His article is about how important AAA section journals are, but his Civil War analogy may be more appropriate to the newest AAA Newsletter which takes up the question whether the “union” of anthropological subfields should be “torn asunder.”
For those of you who aren’t “in the know” about our angst, some practitioners believe that anthropology has grown so diverse that little holds us together–specifically there is little in common between the interests and approaches of cultural anthropology and biological anthropology.
This diverse and interesting set of brief articles come at the issue from a variety of angles. Mary Shek examines departments that have split (e.g., Duke, Stanford, Harvard) and those that work toward a holistic anthropology (e.g., Emory, University of Florida and Arizona State University’s new School of Human Evolution and Social Change), Eric Alden Smith pleds for reconciliation, while Sylvia Yanagisko and Dan Segal state that:
To date, we have seen little evidence that the so-called “biological synthesis” offers cultural-social anthropology a useful tool.
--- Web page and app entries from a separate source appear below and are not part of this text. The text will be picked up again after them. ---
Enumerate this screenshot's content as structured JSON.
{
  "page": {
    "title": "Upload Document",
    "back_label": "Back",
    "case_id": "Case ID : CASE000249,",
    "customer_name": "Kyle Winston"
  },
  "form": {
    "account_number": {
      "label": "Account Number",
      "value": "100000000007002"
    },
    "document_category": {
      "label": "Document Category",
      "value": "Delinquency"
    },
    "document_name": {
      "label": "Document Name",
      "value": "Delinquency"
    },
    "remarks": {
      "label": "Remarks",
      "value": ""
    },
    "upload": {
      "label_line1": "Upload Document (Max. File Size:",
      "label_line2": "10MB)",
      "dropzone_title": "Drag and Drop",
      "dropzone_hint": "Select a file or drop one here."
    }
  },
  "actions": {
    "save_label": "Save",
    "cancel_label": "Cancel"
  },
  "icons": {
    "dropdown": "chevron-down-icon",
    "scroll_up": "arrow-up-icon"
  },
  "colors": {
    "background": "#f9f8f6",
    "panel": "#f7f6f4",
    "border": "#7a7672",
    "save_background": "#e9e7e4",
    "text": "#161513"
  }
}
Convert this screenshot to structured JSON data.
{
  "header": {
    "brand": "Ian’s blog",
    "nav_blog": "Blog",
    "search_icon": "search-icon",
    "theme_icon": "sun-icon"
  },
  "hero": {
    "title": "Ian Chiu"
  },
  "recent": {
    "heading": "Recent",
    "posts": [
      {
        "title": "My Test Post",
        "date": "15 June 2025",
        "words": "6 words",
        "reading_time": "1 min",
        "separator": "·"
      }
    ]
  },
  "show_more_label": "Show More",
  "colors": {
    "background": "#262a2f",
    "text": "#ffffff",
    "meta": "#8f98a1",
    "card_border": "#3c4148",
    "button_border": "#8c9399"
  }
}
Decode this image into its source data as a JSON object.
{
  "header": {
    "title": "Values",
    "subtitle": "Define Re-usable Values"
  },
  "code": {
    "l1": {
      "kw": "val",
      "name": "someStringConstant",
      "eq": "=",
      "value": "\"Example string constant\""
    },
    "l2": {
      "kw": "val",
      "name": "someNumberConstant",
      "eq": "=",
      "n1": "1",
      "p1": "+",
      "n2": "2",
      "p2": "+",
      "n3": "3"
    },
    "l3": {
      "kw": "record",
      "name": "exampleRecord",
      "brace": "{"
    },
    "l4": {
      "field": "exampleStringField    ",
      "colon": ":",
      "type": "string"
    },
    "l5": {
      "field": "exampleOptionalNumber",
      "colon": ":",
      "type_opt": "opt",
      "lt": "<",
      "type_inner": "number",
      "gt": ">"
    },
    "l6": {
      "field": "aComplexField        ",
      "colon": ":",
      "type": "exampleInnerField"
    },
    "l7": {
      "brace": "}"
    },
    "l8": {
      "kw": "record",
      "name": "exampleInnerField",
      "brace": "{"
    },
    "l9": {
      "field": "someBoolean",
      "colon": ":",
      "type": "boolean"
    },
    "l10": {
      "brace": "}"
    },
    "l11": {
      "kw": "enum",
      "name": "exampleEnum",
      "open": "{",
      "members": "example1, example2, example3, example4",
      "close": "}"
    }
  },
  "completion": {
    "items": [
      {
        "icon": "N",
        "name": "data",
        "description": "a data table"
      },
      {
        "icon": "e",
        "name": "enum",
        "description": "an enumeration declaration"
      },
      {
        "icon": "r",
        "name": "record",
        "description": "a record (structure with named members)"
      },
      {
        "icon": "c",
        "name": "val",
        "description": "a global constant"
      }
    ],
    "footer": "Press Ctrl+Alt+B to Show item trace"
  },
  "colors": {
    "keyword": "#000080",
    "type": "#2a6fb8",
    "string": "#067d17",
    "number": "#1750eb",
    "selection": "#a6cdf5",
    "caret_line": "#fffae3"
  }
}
To the contrary, rather than contributing to interesting work in cultural-social anthropology, the various forms “synthesis” seem most often to have been designed to control and limit cultural-social anthropology, making it less rather than more interesting….
Other articles include Fran Mascia-Lees “Can Biological and Cultural Anthropology Coexist?” and Andrea Wiley’s look at how some anthropologists (in her case nutritional anthropologists) feel that they need both approaches and their work is being hindered by the binary opposition of cultural and biological approaches.
Speaking of which……Some archaeologists, like myself, who are both grounded in some form of “science” and want to engage culturally-oriented topics (my fav-o-rites inlcude cultural memory, modernity, race construction, power relations, identity, etc.) feel a little like the state of Missouri in this anthropological civil war (although I admit I have problems sustaining a conversation with primate morphologists). Note: archaeologists ended up in both departments at Stanford depending on their theoretical approach.
Whatever your current stance on the topic, however, this issue of the Anthropology News is a good open debate.